, LONDON, Feb 22 – Colleagues of British Prime Minister Gordon Brown on Monday defended him against allegations he bullies his staff, while a patron of an anti-bullying charity linked to the claims resigned.
The charges, in a book by respected political journalist Andrew Rawnsley, risk blowing a hole in the Labour Party\’s strategy of softening Brown\’s image ahead of an election due to be held by June.
The book claims Brown grabbed one advisor by the jacket lapels and shouted at him, punched the back of a car seat after receiving bad news and repeatedly swore at staff.
Brown is also accused of having "turfed a (secretary) out of her chair and (taken) over the keyboard himself" because she was "not typing fast enough", while a seat in his official car was allegedly "flecked with black marks" where he stabbed it with his pen in frustration.
Brown\’s Downing Street office labelled the allegations published in Sunday\’s Observer newspaper as "malicious" and "totally without foundation".
The head of the National Bullying Helpline, Christine Pratt, raised the stakes on Sunday when she alleged that members of Brown\’s staff had called the charity.
But when asked Monday if anyone who had spoken to the helpline had alleged Brown had bullied them, she told the BBC: "Absolutely not, and nor have we said that Gordon Brown is a bully."
One of the charity\’s patrons resigned, accusing Pratt of breaching the confidentiality of callers.
Professor Cary Cooper, an expert on workplace stress, said: "I am resigning now on the grounds that I think she breached confidentiality.
"One of the things that is really important for any helpline or any counselling service is to retain confidentiality of the people calling up."
Another patron of the charity, Ann Widdecombe, is a veteran lawmaker from the opposition Conservatives, who are leading Labour in opinion polls.

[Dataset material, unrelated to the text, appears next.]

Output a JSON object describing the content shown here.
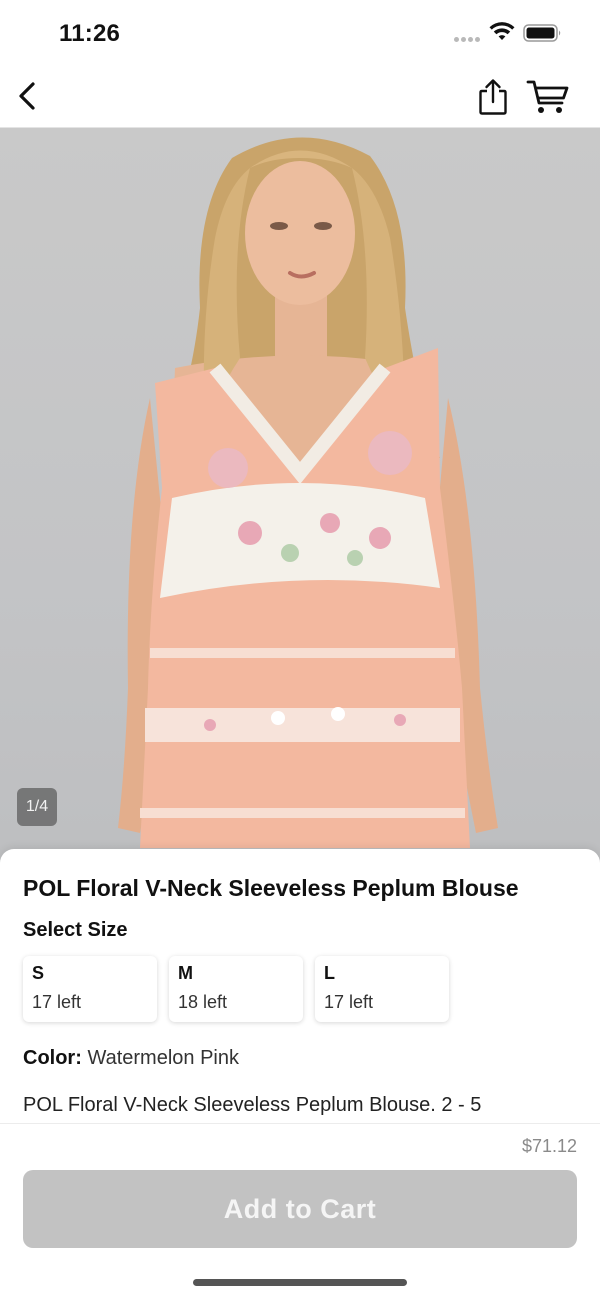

Widdecombe distanced herself from Pratt\’s allegations, saying it was inappropriate for her to divulge the contents of callers\’ conversations.
But Pratt was defiant, saying Brown should investigate the allegations rather than getting his office to flatly deny them.

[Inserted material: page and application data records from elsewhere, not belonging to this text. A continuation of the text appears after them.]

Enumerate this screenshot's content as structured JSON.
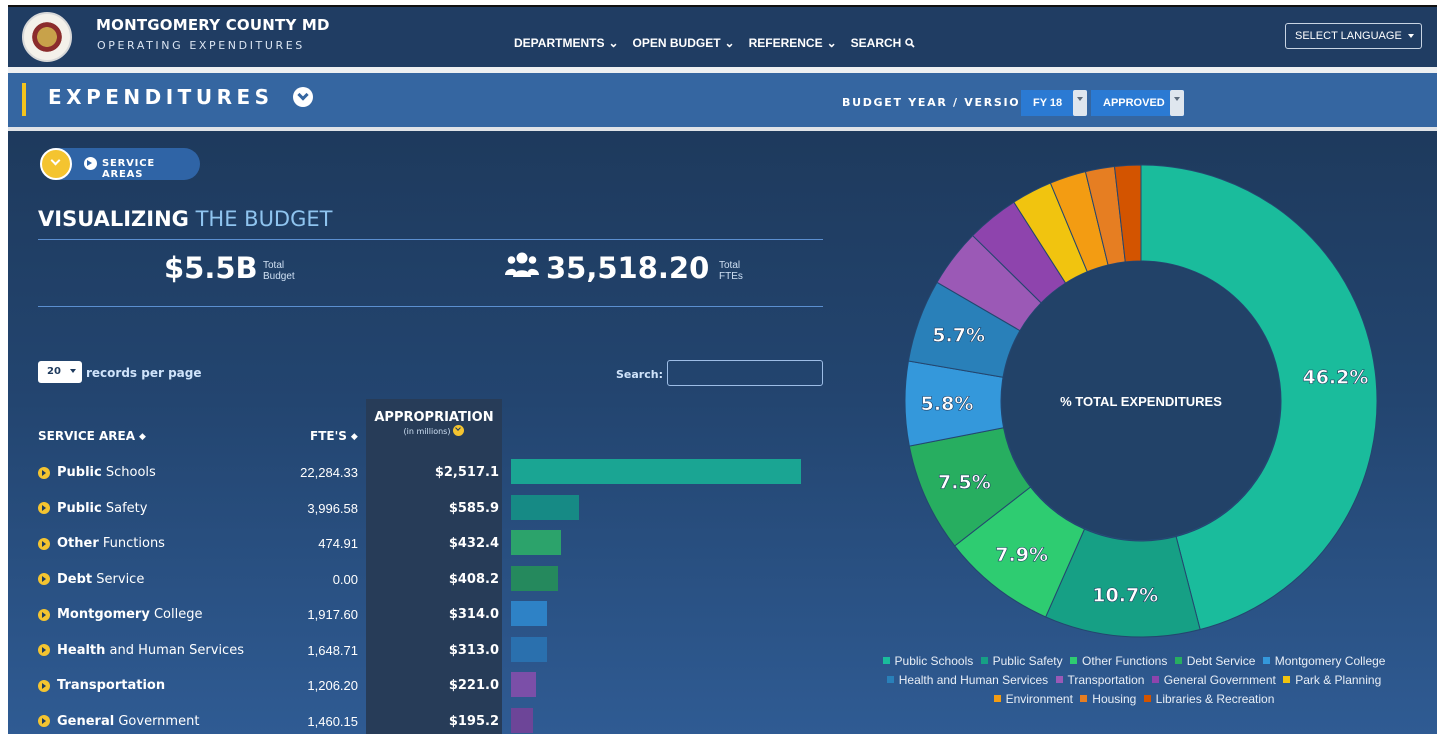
{
  "header": {
    "title": "MONTGOMERY COUNTY MD",
    "subtitle": "OPERATING EXPENDITURES",
    "nav": [
      "DEPARTMENTS",
      "OPEN BUDGET",
      "REFERENCE",
      "SEARCH"
    ],
    "language_select": "SELECT LANGUAGE"
  },
  "subheader": {
    "title": "EXPENDITURES",
    "budget_label": "BUDGET YEAR / VERSION:",
    "year": "FY 18",
    "version": "APPROVED"
  },
  "breadcrumb": {
    "label": "SERVICE AREAS"
  },
  "summary": {
    "title_bold": "VISUALIZING",
    "title_light": "THE BUDGET",
    "total_budget": "$5.5B",
    "total_budget_label_1": "Total",
    "total_budget_label_2": "Budget",
    "total_ftes": "35,518.20",
    "total_ftes_label_1": "Total",
    "total_ftes_label_2": "FTEs"
  },
  "table": {
    "records_value": "20",
    "records_label": "records per page",
    "search_label": "Search:",
    "search_value": "",
    "col_service_area": "SERVICE AREA",
    "col_ftes": "FTE'S",
    "col_appropriation": "APPROPRIATION",
    "col_appropriation_sub": "(in millions)",
    "rows": [
      {
        "bold": "Public",
        "rest": "Schools",
        "fte": "22,284.33",
        "amount": "$2,517.1",
        "value": 2517.1,
        "color": "#1aa593"
      },
      {
        "bold": "Public",
        "rest": "Safety",
        "fte": "3,996.58",
        "amount": "$585.9",
        "value": 585.9,
        "color": "#168a85"
      },
      {
        "bold": "Other",
        "rest": "Functions",
        "fte": "474.91",
        "amount": "$432.4",
        "value": 432.4,
        "color": "#2ca36b"
      },
      {
        "bold": "Debt",
        "rest": "Service",
        "fte": "0.00",
        "amount": "$408.2",
        "value": 408.2,
        "color": "#25895d"
      },
      {
        "bold": "Montgomery",
        "rest": "College",
        "fte": "1,917.60",
        "amount": "$314.0",
        "value": 314.0,
        "color": "#2e82c6"
      },
      {
        "bold": "Health",
        "rest": "and Human Services",
        "fte": "1,648.71",
        "amount": "$313.0",
        "value": 313.0,
        "color": "#2a70ae"
      },
      {
        "bold": "Transportation",
        "rest": "",
        "fte": "1,206.20",
        "amount": "$221.0",
        "value": 221.0,
        "color": "#7b4fa8"
      },
      {
        "bold": "General",
        "rest": "Government",
        "fte": "1,460.15",
        "amount": "$195.2",
        "value": 195.2,
        "color": "#6d4598"
      }
    ]
  },
  "chart_data": {
    "type": "pie",
    "center_label": "% TOTAL EXPENDITURES",
    "categories": [
      "Public Schools",
      "Public Safety",
      "Other Functions",
      "Debt Service",
      "Montgomery College",
      "Health and Human Services",
      "Transportation",
      "General Government",
      "Park & Planning",
      "Environment",
      "Housing",
      "Libraries & Recreation"
    ],
    "values": [
      46.2,
      10.7,
      7.9,
      7.5,
      5.8,
      5.7,
      4.0,
      3.6,
      2.8,
      2.5,
      2.0,
      1.8
    ],
    "labels": [
      "46.2%",
      "10.7%",
      "7.9%",
      "7.5%",
      "5.8%",
      "5.7%",
      "",
      "",
      "",
      "",
      "",
      ""
    ],
    "colors": [
      "#1abc9c",
      "#16a085",
      "#2ecc71",
      "#27ae60",
      "#3498db",
      "#2980b9",
      "#9b59b6",
      "#8e44ad",
      "#f1c40f",
      "#f39c12",
      "#e67e22",
      "#d35400"
    ],
    "legend": "bottom"
  }
}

"We would have hoped that Gordon Brown would have said that he was looking into this, that due process was being followed, and that he takes these issues seriously," she said.
She also admitted she was unsure exactly how many calls had been made from government workers.
"I knew that there were two from the Deputy Prime Minister\’s office and another two or more from the PM\’s office. The number is irrelevant," she told BBC radio.
Business Secretary Peter Mandelson led the defence of Brown, saying the picture painted by Rawnsley was "not one I recognise".
"I don\’t think he so much bullies people as is very demanding of people, he\’s demanding of himself," Mandelson said.
"There\’s a degree of impatience about the man but what would you like, some kind of shrinking violet at the helm of the government?"
Brown recently gave an hour-long prime-time TV interview in which he spoke candidly about holding his daughter Jennifer before she died 10 days after her birth, in what was widely seen as a strategy to \’humanise\’ his dour image.
But journalists say his short temper is widely discussed in Westminster.
His parliamentary aide Labour lawmaker Anne Snelgrove, who has links to the charity, challenged Pratt to prove that the calls "really have come from staff at Number 10 (Downing Street)".